This is the fourth and final volume of papers from a series of workshops called qComputational Learning Theory and `Natural' Learning Systems.q The purpose of the workshops was to explore the emerging intersection of theoretical learning research and natural learning systems. The workshops drew researchers from three historically distinct styles of learning research: computational learning theory, neural networks, and machine learning (a subfield of AI). Volume I of the series introduces the general focus of the workshops. Volume II looks at specific areas of interaction between theory and experiment. Volumes III and IV focus on key areas of learning systems that have developed recently. Volume III looks at the problem of qSelecting Good Models.q The present volume, Volume IV, looks at ways of qMaking Learning Systems Practical.q The editors divide the twenty-one contributions into four sections.
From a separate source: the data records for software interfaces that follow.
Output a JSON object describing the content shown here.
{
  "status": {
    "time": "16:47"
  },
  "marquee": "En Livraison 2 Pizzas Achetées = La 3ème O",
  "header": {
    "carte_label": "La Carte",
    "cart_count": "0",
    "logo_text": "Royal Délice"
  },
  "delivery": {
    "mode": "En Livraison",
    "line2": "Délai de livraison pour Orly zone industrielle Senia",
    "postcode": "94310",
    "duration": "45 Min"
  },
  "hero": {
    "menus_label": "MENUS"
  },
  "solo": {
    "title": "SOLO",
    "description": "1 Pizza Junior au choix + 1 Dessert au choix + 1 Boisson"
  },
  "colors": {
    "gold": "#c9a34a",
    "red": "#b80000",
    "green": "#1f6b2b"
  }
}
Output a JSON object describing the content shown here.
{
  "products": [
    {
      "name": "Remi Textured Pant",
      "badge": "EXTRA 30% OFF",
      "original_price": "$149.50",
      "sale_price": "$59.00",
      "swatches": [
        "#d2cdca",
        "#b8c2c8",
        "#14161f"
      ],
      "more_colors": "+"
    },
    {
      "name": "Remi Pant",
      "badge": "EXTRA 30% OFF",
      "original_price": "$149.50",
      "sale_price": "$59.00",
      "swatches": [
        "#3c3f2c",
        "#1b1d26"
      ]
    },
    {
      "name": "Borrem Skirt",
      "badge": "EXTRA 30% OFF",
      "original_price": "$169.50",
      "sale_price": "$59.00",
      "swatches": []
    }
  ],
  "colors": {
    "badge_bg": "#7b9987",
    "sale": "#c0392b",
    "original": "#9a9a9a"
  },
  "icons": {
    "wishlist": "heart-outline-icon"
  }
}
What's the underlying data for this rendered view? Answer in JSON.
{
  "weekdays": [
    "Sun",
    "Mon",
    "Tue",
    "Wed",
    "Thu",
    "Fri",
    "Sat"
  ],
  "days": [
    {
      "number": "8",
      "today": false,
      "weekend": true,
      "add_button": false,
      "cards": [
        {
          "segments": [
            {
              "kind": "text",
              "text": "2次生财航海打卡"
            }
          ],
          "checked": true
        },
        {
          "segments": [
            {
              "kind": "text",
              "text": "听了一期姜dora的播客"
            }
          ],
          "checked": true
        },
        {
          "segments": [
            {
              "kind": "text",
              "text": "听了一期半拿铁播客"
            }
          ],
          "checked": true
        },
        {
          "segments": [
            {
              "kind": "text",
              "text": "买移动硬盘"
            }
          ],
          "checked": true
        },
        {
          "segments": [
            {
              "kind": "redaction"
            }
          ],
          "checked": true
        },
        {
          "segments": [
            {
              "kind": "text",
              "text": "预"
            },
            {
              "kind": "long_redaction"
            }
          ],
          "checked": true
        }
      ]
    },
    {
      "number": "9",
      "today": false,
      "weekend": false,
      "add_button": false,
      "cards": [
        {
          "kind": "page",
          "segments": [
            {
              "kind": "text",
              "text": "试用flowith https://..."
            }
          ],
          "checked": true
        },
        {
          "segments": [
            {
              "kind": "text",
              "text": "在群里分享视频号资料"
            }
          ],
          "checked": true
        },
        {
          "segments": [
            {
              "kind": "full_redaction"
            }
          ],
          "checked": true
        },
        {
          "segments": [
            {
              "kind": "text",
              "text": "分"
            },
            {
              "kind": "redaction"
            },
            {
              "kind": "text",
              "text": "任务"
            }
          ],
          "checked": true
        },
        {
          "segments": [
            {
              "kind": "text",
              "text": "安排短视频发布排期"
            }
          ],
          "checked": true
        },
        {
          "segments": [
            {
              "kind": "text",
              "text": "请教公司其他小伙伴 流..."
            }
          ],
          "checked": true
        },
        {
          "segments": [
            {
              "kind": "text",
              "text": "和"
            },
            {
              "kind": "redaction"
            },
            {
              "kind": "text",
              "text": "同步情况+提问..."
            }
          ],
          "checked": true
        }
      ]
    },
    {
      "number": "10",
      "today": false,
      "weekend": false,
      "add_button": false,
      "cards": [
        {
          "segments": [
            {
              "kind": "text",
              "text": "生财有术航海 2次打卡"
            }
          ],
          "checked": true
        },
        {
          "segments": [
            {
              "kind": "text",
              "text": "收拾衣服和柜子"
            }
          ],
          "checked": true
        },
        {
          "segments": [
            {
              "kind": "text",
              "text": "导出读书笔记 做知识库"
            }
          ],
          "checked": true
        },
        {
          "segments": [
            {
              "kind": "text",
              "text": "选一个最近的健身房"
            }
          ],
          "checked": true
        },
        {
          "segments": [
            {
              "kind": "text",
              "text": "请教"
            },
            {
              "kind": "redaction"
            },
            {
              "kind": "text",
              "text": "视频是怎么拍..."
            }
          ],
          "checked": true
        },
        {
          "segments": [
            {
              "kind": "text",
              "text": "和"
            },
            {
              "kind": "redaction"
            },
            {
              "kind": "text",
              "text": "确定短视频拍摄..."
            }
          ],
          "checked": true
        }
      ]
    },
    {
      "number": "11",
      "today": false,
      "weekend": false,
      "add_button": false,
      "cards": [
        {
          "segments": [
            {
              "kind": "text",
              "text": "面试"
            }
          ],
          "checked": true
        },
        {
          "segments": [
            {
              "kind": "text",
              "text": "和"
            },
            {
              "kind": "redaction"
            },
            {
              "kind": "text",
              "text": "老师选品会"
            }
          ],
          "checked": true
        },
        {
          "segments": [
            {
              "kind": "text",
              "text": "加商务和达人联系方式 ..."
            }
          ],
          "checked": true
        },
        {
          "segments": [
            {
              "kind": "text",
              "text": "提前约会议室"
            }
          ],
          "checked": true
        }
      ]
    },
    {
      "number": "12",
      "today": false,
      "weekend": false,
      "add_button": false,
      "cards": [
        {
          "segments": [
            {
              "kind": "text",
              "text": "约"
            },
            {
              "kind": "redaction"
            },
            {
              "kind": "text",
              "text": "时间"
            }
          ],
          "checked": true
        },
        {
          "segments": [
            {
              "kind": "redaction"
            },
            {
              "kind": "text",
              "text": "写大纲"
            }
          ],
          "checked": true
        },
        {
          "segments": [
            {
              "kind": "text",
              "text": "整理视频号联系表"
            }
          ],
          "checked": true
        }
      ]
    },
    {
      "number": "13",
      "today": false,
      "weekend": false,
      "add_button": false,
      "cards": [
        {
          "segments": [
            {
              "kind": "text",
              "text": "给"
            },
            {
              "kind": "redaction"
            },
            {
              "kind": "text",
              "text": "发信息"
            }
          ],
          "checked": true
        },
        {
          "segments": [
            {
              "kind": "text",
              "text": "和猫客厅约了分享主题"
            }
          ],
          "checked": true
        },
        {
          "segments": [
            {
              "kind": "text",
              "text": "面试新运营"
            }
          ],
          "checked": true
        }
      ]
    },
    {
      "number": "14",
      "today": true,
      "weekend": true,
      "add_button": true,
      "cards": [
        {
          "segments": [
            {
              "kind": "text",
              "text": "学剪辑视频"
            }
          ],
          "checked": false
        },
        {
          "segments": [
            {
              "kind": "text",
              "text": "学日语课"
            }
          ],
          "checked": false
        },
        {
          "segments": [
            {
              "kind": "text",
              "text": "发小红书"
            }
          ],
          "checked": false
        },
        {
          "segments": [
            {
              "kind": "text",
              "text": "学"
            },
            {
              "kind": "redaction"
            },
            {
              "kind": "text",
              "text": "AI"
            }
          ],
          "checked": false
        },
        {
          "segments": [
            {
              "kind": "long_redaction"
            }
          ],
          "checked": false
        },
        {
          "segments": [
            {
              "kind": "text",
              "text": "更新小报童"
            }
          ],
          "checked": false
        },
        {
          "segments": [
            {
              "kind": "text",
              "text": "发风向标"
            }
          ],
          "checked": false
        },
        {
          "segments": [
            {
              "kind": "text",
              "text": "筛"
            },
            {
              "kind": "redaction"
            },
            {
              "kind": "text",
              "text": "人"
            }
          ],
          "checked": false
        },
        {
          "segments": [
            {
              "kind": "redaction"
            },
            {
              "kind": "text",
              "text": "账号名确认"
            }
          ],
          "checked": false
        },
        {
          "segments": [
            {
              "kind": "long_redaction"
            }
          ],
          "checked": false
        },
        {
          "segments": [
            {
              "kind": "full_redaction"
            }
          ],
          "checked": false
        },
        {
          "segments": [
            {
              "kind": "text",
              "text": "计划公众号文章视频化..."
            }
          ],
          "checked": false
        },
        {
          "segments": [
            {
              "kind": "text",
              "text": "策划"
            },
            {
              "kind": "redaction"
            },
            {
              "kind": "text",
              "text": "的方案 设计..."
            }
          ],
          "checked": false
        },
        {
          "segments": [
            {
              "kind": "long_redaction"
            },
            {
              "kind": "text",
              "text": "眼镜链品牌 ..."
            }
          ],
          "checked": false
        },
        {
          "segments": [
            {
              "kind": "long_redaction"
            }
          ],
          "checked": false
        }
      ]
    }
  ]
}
The first three cover critical problem areas: 1) scaling up from small problems to realistic ones with large input dimensions, 2) increasing efficiency and robustness of learning methods, and 3) developing strategies to obtain good generalization from limited or small data samples. The fourth section discusses examples of real-world learning systems. ContributorsKlaus Abraham-Fuchs, Yasuhiro Akiba, Hussein Almuallim, Arunava Banerjee, Sanjay Bhansali, Alvis Brazma, Gustavo Deco, David Garvin, Zoubin Ghahramani, Mostefa Golea, Russell Greiner, Mehdi T. Harandi, John G. Harris, Haym Hirsh, Michael I. Jordan, Shigeo Kaneda, Marjorie Klenin, Pat Langley, Yong Liu, Patrick M. Murphy, Ralph Neuneier, E. M. Oblow, Dragan Obradovic, Michael J. Pazzani, Barak A. Pearlmutter, Nageswara S. V. Rao, Peter Rayner, Stephanie Sage, Martin F. Schlang, Bernd SchA¼rmann, Dale Schuurmans, Leon Shklar, V. Sundareswaran, Geoffrey Towell, Johann Uebler, Lucia M. Vaina, Takefumi Yamazaki, Anthony M. Zador.Supervised learning in neural networks has attracted considerable theoretical interest. ... So identifying the appropriate architecture that yields the best performance for a given task is of fundamental importance. ... it is not clear how the size of the network and its generalization ability are related to the size of the training set.
|Title||:||Computational Learning Theory and Natural Learning Systems: Making learning systems practical|
|Author||:||Stephen José Hanson, Russell Greiner, Thomas Petsche|
|Publisher||:||MIT Press - 1997-01|